The commission found that many of those children were sexually and physically abused at the schools and some died. The teachers and staff at many schools were incompetent or worse, the commission found, adding that “child neglect was institutionalized.”
Macdonald said that an indigenous child educated where he or she lives “is simply a savage who can read and write,” whereas children sent to boarding schools “will acquire the habits and modes of thought of white men.” To assimilate students, the schools banned indigenous languages and prohibited, sometimes forcefully, indigenous cultural practices.
Macdonald also cleared the path for a transcontinental railway in the 1880s in some areas by withholding food relief for indigenous people during a famine until they moved to governmentestablished reserves. The residents of several reserves were confined to them unless they could obtain a pass from a government agent to travel.
In Kingston’s leafy City Park, which includes a cricket ground, a statue of Macdonald, who led Canada from 1867 to 1873 and then again from 1878 until his death in 1891, has become a center of celebrations and protests.

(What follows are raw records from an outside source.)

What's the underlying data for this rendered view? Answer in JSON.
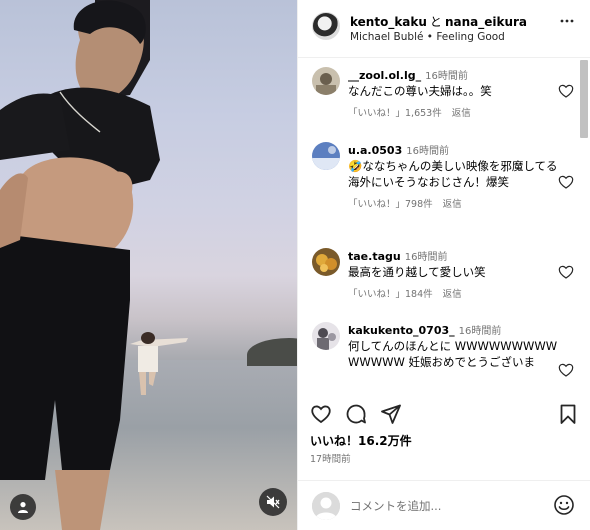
{
  "header": {
    "user1": "kento_kaku",
    "conjunction": "と",
    "user2": "nana_eikura",
    "song": "Michael Bublé • Feeling Good"
  },
  "comments": [
    {
      "user": "__zool.ol.lg_",
      "ago": "16時間前",
      "text": "なんだこの尊い夫婦は。。笑",
      "likes": "「いいね！」1,653件",
      "reply": "返信",
      "avatar_color": "#8b7f6a"
    },
    {
      "user": "u.a.0503",
      "ago": "16時間前",
      "text": "🤣ななちゃんの美しい映像を邪魔してる海外にいそうなおじさん！爆笑",
      "likes": "「いいね！」798件",
      "reply": "返信",
      "avatar_color": "#7a93c4"
    },
    {
      "user": "tae.tagu",
      "ago": "16時間前",
      "text": "最高を通り越して愛しい笑",
      "likes": "「いいね！」184件",
      "reply": "返信",
      "avatar_color": "#b8893a"
    },
    {
      "user": "kakukento_0703_",
      "ago": "16時間前",
      "text": "何してんのほんとに WWWWWWWWWWWWWW 妊娠おめでとうございま",
      "likes": "",
      "reply": "",
      "avatar_color": "#6d6a72"
    }
  ],
  "likes_line": "いいね！16.2万件",
  "posted_ago": "17時間前",
  "comment_input": {
    "placeholder": "コメントを追加..."
  },
  "icons": {
    "more": "more-horizontal-icon",
    "like": "heart-icon",
    "comment": "comment-icon",
    "share": "share-icon",
    "save": "bookmark-icon",
    "emoji": "smiley-icon",
    "mute": "speaker-muted-icon",
    "tagged": "person-icon"
  }
}
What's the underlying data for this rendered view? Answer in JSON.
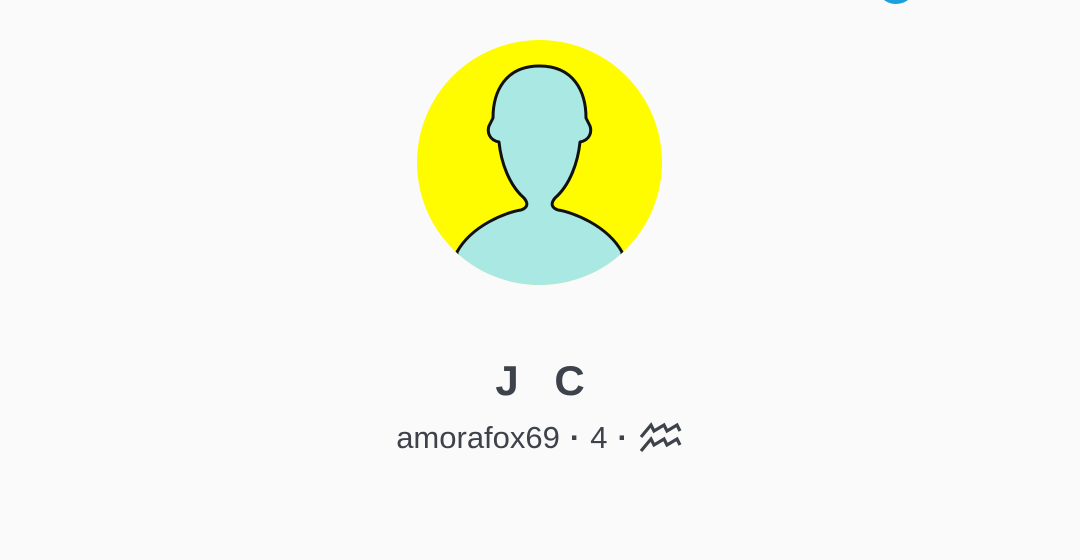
{
  "profile": {
    "display_name": "J C",
    "username": "amorafox69",
    "separator": "·",
    "snap_score": "4",
    "zodiac_icon": "aquarius-icon"
  },
  "colors": {
    "background": "#fafafa",
    "avatar_background": "#fffc00",
    "avatar_figure": "#a9e8e3",
    "text": "#3e434b",
    "accent": "#1aa0dc"
  }
}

Fourteen years ago, Arthur Milnes, a local author and self-described “public historian,” gathered eight people at the statue on Jan. 11, Macdonald’s generally accepted birthday. They sang O Canada and God Save the Queen and offered a toast to the former prime minister, whose love of drinking is part of his lore.
In subsequent years, the crowd grew into the hundreds, choirs performed, and Milnes received money from the previous Conservative government for a variety of Macdonald-related commemorations.
This January, there was no toast, a step Milnes said he took in the interest of public safety.
Felipe Pareja, the teacher from suburban Toronto who introduced the motion to remove Macdonald’s name from schools, said the timing, in connection with the recent violence in Charlottesville, Virginia, was just a coincidence. The push to get rid of the Macdonald name, he said, came out of recommendations of the Truth and Reconciliation Commission of Canada, the inquiry that condemned Macdonald’s school polices.
“These residential schools were created for the purpose of separating aboriginal children from their families, in order to minimize and weaken family ties and cultural linkages, and to indoctrinate children into a new culture — the culture of the legally dominant Euro-Christian Canadian society, led by Canada’s first prime minister, Sir John A. Macdonald,” the commission reported.
Kathleen Wynne, the premier of Ontario, said in a statement that the call to remove Macdonald’s name “missed the mark,” and she urged the local school boards responsible for the decision not to take the step.